Gray said the fear that group homes will lower property values is groundless, and cited a Princeton University study showing that group homes have no effect on a neighborhood's property values.
The District's newest group home, in the Palisades neighborhood of Northwest near the Potomac River and the city line, is the first one here to be set aside exclusively for autistic people.
Many residents had expressed opposition at neighborhood meetings when the home's operator, St. John's Child Development Center, bought the house on the 5000 block of Fulton Street a year ago for four autistic men between the ages of 16 and 21. But the residents' opposition has subsided, city officials said.
"We minded before they moved in," said Frank Ingenito, a next-door neighbor. "But I don't notice them now. It's like there's nothing there."
Across the street, Mrs. Harold Gray disagreed. "They sure messed this street up something awful," Mrs. Gray said of the city officials. "It's misplaced in this neighborhood."
"These young men aren't dangerous, but they frighten people," she said of her autistic neighbors, who, according to the home's officials, have the minds of 3-year-olds and require round-the-clock supervision. She cited one man who screamed night and day for his first several weeks in the group home and threw temper tantrums on the street before being returned to Forest Haven.
"They're big, but they're not they're not mean," insisted Gayle Union, St. John's development coordinator. "They'll never hurt anybody."
The young men, who had spent as many as 20 years in Forest Haven, now make their own beds, clean their rooms and attend classes, their counselors say.
The events on Fulton Street are similar to those at another fashionable address on Cathedral Avenue NW, where some neighbors were upset about the appearance of a group home in September, 1981. But the problems disappeared after the residents met their new neighbors.
Five retarded women, former Forest Haven residents, had been moved there because their previous group home at 13th and U streets NW, a tough, crime-plagued neighborhood, had been considered an inappropriate area in which to teach them about independent living.
"Not a single one of the opponents has said a word about the retarded women one way or another" since their arrival, said one neighbor, attorney and former D.C. Corporation Counsel John Risher. "It's just another house."
In years past, group homes for the mentally ill were concentrated in poor neighborhoods around the city, mental health officials said, partly because of a need for large, inexpensive houses. But today, city officials are sprinkling the group homes throughout the city.
In addition to the 38 group homes for Forest Haven residents, there are 298 other licensed group homes similarly distributed around the District for the mentally ill, former prison inmates, troubled children and other groups, city officials report.
The Association for Retarded Citizens has launched a public relations campaign to counteract what it interprets as bigotry against the retarded. Using the slogan, "Being retarded never stopped anyone from being a good neighbor," the group is advertising on radio and on Metro buses, and is sponsoring a high-school essay contest.
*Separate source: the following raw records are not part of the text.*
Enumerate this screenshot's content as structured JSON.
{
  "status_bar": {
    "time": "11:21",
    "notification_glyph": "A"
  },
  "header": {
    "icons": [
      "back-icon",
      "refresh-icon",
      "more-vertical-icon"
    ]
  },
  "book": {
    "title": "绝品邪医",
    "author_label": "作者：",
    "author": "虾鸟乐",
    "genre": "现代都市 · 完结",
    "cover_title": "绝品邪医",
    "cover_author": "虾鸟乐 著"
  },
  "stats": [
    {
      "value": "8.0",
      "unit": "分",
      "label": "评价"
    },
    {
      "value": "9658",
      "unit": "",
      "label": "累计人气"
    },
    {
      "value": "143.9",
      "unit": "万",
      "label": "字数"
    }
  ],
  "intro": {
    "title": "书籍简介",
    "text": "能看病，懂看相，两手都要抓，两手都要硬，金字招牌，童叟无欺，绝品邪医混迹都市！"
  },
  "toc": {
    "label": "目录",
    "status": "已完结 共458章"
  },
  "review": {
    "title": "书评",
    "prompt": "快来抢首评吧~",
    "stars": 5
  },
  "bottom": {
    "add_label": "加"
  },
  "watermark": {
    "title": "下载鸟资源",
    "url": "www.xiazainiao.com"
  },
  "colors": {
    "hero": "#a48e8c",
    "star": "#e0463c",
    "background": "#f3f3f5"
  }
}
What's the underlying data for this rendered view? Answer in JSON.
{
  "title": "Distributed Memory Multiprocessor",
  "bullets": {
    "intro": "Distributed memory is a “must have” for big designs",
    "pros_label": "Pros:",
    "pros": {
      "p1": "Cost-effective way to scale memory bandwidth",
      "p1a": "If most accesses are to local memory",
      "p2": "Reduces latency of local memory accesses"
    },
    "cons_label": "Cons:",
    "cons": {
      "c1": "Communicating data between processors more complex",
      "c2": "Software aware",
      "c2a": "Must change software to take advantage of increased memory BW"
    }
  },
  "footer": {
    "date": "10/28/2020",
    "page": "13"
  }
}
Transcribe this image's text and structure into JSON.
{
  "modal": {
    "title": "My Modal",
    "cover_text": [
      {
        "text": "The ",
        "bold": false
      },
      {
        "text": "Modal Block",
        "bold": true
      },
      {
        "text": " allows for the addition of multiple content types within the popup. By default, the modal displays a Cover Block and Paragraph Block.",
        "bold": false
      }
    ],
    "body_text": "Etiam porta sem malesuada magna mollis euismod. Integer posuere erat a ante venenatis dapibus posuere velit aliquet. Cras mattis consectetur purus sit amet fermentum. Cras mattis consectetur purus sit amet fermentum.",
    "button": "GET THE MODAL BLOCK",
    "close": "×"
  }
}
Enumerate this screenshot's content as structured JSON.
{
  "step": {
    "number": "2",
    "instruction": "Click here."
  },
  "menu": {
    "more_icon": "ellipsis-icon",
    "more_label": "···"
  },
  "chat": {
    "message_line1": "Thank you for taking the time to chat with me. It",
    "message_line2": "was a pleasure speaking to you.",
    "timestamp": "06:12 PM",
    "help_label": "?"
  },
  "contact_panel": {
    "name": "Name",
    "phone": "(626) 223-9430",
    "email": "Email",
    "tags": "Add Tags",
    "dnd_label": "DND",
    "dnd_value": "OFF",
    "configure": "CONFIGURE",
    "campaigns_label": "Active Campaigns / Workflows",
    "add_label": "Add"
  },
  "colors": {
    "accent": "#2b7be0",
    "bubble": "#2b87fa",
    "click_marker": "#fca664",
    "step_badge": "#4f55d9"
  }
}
Vincent Gray sees irony in the controversy over group homes in some neighborhoods. He notes that retarded people often are as terrified of the "straight" world as their neighbors are concerned about them.
Smith, who cannot recall anything about his childhood or how he got to Forest Haven, said that a number of his friends in Forest Haven are refusing to leave because they like the routine of life there. He mentioned one friend, a man named Freddy, who collects radio and television parts in the basement of his building there. "He says he doesn't want to get in any trouble," Smith said. "He's afraid he'll get robbed."
"They say I'm doing real good now," said Smith, who has a job stuffing envelopes for the federal government, lives in a private home on upper Connecticut Avenue with five other retarded men, and has a girlfriend. "I'm in my good home now."